▸ Exercise objective
So that nothing is lost, restate each entry exactly as supplied.
*** Records for this exercise ***
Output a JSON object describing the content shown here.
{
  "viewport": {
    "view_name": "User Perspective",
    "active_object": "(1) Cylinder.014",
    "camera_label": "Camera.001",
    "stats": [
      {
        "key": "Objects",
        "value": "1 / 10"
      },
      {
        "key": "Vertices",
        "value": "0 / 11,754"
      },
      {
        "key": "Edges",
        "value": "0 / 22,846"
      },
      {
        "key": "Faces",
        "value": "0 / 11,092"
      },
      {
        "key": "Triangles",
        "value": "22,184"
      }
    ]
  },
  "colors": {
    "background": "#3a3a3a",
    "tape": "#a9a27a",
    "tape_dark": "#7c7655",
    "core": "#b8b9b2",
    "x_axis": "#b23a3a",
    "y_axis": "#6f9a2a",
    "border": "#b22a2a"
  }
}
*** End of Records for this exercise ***
▸ Solved exercise
Output a JSON object describing the content shown here.
{
  "viewport": {
    "view_name": "User Perspective",
    "active_object": "(1) Cylinder.014",
    "camera_label": "Camera.001",
    "stats": [
      {
        "key": "Objects",
        "value": "1 / 10"
      },
      {
        "key": "Vertices",
        "value": "0 / 11,754"
      },
      {
        "key": "Edges",
        "value": "0 / 22,846"
      },
      {
        "key": "Faces",
        "value": "0 / 11,092"
      },
      {
        "key": "Triangles",
        "value": "22,184"
      }
    ]
  },
  "colors": {
    "background": "#3a3a3a",
    "tape": "#a9a27a",
    "tape_dark": "#7c7655",
    "core": "#b8b9b2",
    "x_axis": "#b23a3a",
    "y_axis": "#6f9a2a",
    "border": "#b22a2a"
  }
}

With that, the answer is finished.